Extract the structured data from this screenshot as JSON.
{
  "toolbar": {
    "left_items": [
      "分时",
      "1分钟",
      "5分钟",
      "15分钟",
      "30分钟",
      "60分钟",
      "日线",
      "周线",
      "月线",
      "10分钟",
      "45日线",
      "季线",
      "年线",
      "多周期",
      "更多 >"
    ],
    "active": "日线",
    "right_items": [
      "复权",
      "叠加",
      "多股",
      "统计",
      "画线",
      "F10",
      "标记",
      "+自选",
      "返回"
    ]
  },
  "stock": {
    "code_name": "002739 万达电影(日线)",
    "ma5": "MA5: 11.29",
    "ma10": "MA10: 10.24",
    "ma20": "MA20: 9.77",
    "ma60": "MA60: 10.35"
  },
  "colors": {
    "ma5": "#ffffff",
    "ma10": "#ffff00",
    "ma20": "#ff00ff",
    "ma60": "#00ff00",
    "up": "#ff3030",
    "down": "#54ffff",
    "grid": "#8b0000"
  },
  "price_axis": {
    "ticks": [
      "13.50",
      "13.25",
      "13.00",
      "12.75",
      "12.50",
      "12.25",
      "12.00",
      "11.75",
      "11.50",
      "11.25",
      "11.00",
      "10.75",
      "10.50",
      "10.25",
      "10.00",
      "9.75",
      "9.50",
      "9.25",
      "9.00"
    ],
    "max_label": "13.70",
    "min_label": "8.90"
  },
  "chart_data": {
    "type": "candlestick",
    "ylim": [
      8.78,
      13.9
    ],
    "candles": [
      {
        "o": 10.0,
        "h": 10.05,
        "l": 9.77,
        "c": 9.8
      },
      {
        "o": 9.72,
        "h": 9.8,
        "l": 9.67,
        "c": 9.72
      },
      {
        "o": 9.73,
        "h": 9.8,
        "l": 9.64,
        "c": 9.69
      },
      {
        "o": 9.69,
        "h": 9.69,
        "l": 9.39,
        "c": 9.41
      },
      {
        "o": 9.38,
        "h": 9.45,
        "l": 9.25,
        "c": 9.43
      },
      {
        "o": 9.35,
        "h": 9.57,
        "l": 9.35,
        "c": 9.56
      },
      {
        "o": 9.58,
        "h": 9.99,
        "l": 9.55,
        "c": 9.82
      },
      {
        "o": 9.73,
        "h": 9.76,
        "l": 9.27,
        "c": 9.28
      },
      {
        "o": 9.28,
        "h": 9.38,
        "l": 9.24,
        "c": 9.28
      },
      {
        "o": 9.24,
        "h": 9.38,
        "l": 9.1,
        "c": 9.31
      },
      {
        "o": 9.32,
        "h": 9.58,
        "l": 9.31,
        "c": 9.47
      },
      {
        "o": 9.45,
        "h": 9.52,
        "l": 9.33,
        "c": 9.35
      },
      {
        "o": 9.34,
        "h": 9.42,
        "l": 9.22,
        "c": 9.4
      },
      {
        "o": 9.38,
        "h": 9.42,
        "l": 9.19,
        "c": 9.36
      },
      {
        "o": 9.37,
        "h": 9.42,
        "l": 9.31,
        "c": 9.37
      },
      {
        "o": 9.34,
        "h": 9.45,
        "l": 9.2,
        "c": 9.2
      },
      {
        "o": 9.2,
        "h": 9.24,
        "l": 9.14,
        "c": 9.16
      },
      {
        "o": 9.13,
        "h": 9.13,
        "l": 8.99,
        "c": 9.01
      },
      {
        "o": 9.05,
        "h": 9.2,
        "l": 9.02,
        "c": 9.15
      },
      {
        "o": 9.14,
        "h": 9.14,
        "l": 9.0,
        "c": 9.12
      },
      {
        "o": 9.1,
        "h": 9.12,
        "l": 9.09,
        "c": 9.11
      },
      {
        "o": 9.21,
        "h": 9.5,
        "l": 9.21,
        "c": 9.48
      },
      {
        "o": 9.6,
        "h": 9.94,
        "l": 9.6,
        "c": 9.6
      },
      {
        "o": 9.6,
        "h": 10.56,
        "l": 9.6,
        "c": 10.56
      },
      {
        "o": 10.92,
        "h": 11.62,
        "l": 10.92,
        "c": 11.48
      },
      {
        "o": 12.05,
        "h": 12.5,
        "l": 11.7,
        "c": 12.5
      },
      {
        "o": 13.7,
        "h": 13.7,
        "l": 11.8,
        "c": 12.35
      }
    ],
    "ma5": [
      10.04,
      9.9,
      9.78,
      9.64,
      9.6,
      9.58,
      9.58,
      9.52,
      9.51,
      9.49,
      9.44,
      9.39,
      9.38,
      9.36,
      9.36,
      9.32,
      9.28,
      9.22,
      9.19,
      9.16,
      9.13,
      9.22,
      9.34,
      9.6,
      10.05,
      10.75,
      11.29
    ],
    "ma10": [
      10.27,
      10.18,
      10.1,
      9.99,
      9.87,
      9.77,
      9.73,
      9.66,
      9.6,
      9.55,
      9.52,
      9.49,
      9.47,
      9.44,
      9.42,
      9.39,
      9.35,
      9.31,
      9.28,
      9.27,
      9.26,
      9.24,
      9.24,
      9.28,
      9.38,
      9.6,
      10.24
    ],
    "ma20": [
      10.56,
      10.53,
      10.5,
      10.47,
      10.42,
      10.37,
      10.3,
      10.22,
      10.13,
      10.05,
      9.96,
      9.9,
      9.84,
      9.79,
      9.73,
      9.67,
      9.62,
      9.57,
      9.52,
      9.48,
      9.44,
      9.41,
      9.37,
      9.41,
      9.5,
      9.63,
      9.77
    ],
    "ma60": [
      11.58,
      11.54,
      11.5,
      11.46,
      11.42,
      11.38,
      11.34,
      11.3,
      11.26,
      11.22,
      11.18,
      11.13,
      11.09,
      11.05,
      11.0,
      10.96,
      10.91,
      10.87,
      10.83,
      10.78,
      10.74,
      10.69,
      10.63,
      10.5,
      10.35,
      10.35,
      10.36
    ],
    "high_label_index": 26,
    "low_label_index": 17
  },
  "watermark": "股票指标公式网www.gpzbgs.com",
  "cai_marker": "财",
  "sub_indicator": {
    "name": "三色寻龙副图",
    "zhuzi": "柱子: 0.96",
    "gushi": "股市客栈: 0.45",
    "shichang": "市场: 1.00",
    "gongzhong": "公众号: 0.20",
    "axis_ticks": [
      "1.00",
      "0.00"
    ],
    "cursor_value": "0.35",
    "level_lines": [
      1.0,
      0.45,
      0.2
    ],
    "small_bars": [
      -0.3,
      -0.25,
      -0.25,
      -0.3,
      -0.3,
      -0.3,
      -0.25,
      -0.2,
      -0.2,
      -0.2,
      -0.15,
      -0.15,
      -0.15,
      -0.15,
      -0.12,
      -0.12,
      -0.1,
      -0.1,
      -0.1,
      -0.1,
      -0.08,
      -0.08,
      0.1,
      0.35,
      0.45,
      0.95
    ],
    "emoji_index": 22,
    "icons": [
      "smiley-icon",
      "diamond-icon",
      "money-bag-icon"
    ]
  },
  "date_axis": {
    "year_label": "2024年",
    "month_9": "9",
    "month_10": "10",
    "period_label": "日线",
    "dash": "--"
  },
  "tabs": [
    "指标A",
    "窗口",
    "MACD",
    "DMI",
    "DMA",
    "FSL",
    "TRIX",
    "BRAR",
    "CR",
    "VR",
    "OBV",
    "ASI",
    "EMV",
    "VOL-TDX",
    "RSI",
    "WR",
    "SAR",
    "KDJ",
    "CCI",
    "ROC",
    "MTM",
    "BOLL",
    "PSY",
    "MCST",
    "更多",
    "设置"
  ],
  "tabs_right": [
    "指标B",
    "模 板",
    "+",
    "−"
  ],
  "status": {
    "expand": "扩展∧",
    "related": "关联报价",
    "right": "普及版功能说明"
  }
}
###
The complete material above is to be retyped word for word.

Extract the structured data from this screenshot as JSON.
{
  "toolbar": {
    "left_items": [
      "分时",
      "1分钟",
      "5分钟",
      "15分钟",
      "30分钟",
      "60分钟",
      "日线",
      "周线",
      "月线",
      "10分钟",
      "45日线",
      "季线",
      "年线",
      "多周期",
      "更多 >"
    ],
    "active": "日线",
    "right_items": [
      "复权",
      "叠加",
      "多股",
      "统计",
      "画线",
      "F10",
      "标记",
      "+自选",
      "返回"
    ]
  },
  "stock": {
    "code_name": "002739 万达电影(日线)",
    "ma5": "MA5: 11.29",
    "ma10": "MA10: 10.24",
    "ma20": "MA20: 9.77",
    "ma60": "MA60: 10.35"
  },
  "colors": {
    "ma5": "#ffffff",
    "ma10": "#ffff00",
    "ma20": "#ff00ff",
    "ma60": "#00ff00",
    "up": "#ff3030",
    "down": "#54ffff",
    "grid": "#8b0000"
  },
  "price_axis": {
    "ticks": [
      "13.50",
      "13.25",
      "13.00",
      "12.75",
      "12.50",
      "12.25",
      "12.00",
      "11.75",
      "11.50",
      "11.25",
      "11.00",
      "10.75",
      "10.50",
      "10.25",
      "10.00",
      "9.75",
      "9.50",
      "9.25",
      "9.00"
    ],
    "max_label": "13.70",
    "min_label": "8.90"
  },
  "chart_data": {
    "type": "candlestick",
    "ylim": [
      8.78,
      13.9
    ],
    "candles": [
      {
        "o": 10.0,
        "h": 10.05,
        "l": 9.77,
        "c": 9.8
      },
      {
        "o": 9.72,
        "h": 9.8,
        "l": 9.67,
        "c": 9.72
      },
      {
        "o": 9.73,
        "h": 9.8,
        "l": 9.64,
        "c": 9.69
      },
      {
        "o": 9.69,
        "h": 9.69,
        "l": 9.39,
        "c": 9.41
      },
      {
        "o": 9.38,
        "h": 9.45,
        "l": 9.25,
        "c": 9.43
      },
      {
        "o": 9.35,
        "h": 9.57,
        "l": 9.35,
        "c": 9.56
      },
      {
        "o": 9.58,
        "h": 9.99,
        "l": 9.55,
        "c": 9.82
      },
      {
        "o": 9.73,
        "h": 9.76,
        "l": 9.27,
        "c": 9.28
      },
      {
        "o": 9.28,
        "h": 9.38,
        "l": 9.24,
        "c": 9.28
      },
      {
        "o": 9.24,
        "h": 9.38,
        "l": 9.1,
        "c": 9.31
      },
      {
        "o": 9.32,
        "h": 9.58,
        "l": 9.31,
        "c": 9.47
      },
      {
        "o": 9.45,
        "h": 9.52,
        "l": 9.33,
        "c": 9.35
      },
      {
        "o": 9.34,
        "h": 9.42,
        "l": 9.22,
        "c": 9.4
      },
      {
        "o": 9.38,
        "h": 9.42,
        "l": 9.19,
        "c": 9.36
      },
      {
        "o": 9.37,
        "h": 9.42,
        "l": 9.31,
        "c": 9.37
      },
      {
        "o": 9.34,
        "h": 9.45,
        "l": 9.2,
        "c": 9.2
      },
      {
        "o": 9.2,
        "h": 9.24,
        "l": 9.14,
        "c": 9.16
      },
      {
        "o": 9.13,
        "h": 9.13,
        "l": 8.99,
        "c": 9.01
      },
      {
        "o": 9.05,
        "h": 9.2,
        "l": 9.02,
        "c": 9.15
      },
      {
        "o": 9.14,
        "h": 9.14,
        "l": 9.0,
        "c": 9.12
      },
      {
        "o": 9.1,
        "h": 9.12,
        "l": 9.09,
        "c": 9.11
      },
      {
        "o": 9.21,
        "h": 9.5,
        "l": 9.21,
        "c": 9.48
      },
      {
        "o": 9.6,
        "h": 9.94,
        "l": 9.6,
        "c": 9.6
      },
      {
        "o": 9.6,
        "h": 10.56,
        "l": 9.6,
        "c": 10.56
      },
      {
        "o": 10.92,
        "h": 11.62,
        "l": 10.92,
        "c": 11.48
      },
      {
        "o": 12.05,
        "h": 12.5,
        "l": 11.7,
        "c": 12.5
      },
      {
        "o": 13.7,
        "h": 13.7,
        "l": 11.8,
        "c": 12.35
      }
    ],
    "ma5": [
      10.04,
      9.9,
      9.78,
      9.64,
      9.6,
      9.58,
      9.58,
      9.52,
      9.51,
      9.49,
      9.44,
      9.39,
      9.38,
      9.36,
      9.36,
      9.32,
      9.28,
      9.22,
      9.19,
      9.16,
      9.13,
      9.22,
      9.34,
      9.6,
      10.05,
      10.75,
      11.29
    ],
    "ma10": [
      10.27,
      10.18,
      10.1,
      9.99,
      9.87,
      9.77,
      9.73,
      9.66,
      9.6,
      9.55,
      9.52,
      9.49,
      9.47,
      9.44,
      9.42,
      9.39,
      9.35,
      9.31,
      9.28,
      9.27,
      9.26,
      9.24,
      9.24,
      9.28,
      9.38,
      9.6,
      10.24
    ],
    "ma20": [
      10.56,
      10.53,
      10.5,
      10.47,
      10.42,
      10.37,
      10.3,
      10.22,
      10.13,
      10.05,
      9.96,
      9.9,
      9.84,
      9.79,
      9.73,
      9.67,
      9.62,
      9.57,
      9.52,
      9.48,
      9.44,
      9.41,
      9.37,
      9.41,
      9.5,
      9.63,
      9.77
    ],
    "ma60": [
      11.58,
      11.54,
      11.5,
      11.46,
      11.42,
      11.38,
      11.34,
      11.3,
      11.26,
      11.22,
      11.18,
      11.13,
      11.09,
      11.05,
      11.0,
      10.96,
      10.91,
      10.87,
      10.83,
      10.78,
      10.74,
      10.69,
      10.63,
      10.5,
      10.35,
      10.35,
      10.36
    ],
    "high_label_index": 26,
    "low_label_index": 17
  },
  "watermark": "股票指标公式网www.gpzbgs.com",
  "cai_marker": "财",
  "sub_indicator": {
    "name": "三色寻龙副图",
    "zhuzi": "柱子: 0.96",
    "gushi": "股市客栈: 0.45",
    "shichang": "市场: 1.00",
    "gongzhong": "公众号: 0.20",
    "axis_ticks": [
      "1.00",
      "0.00"
    ],
    "cursor_value": "0.35",
    "level_lines": [
      1.0,
      0.45,
      0.2
    ],
    "small_bars": [
      -0.3,
      -0.25,
      -0.25,
      -0.3,
      -0.3,
      -0.3,
      -0.25,
      -0.2,
      -0.2,
      -0.2,
      -0.15,
      -0.15,
      -0.15,
      -0.15,
      -0.12,
      -0.12,
      -0.1,
      -0.1,
      -0.1,
      -0.1,
      -0.08,
      -0.08,
      0.1,
      0.35,
      0.45,
      0.95
    ],
    "emoji_index": 22,
    "icons": [
      "smiley-icon",
      "diamond-icon",
      "money-bag-icon"
    ]
  },
  "date_axis": {
    "year_label": "2024年",
    "month_9": "9",
    "month_10": "10",
    "period_label": "日线",
    "dash": "--"
  },
  "tabs": [
    "指标A",
    "窗口",
    "MACD",
    "DMI",
    "DMA",
    "FSL",
    "TRIX",
    "BRAR",
    "CR",
    "VR",
    "OBV",
    "ASI",
    "EMV",
    "VOL-TDX",
    "RSI",
    "WR",
    "SAR",
    "KDJ",
    "CCI",
    "ROC",
    "MTM",
    "BOLL",
    "PSY",
    "MCST",
    "更多",
    "设置"
  ],
  "tabs_right": [
    "指标B",
    "模 板",
    "+",
    "−"
  ],
  "status": {
    "expand": "扩展∧",
    "related": "关联报价",
    "right": "普及版功能说明"
  }
}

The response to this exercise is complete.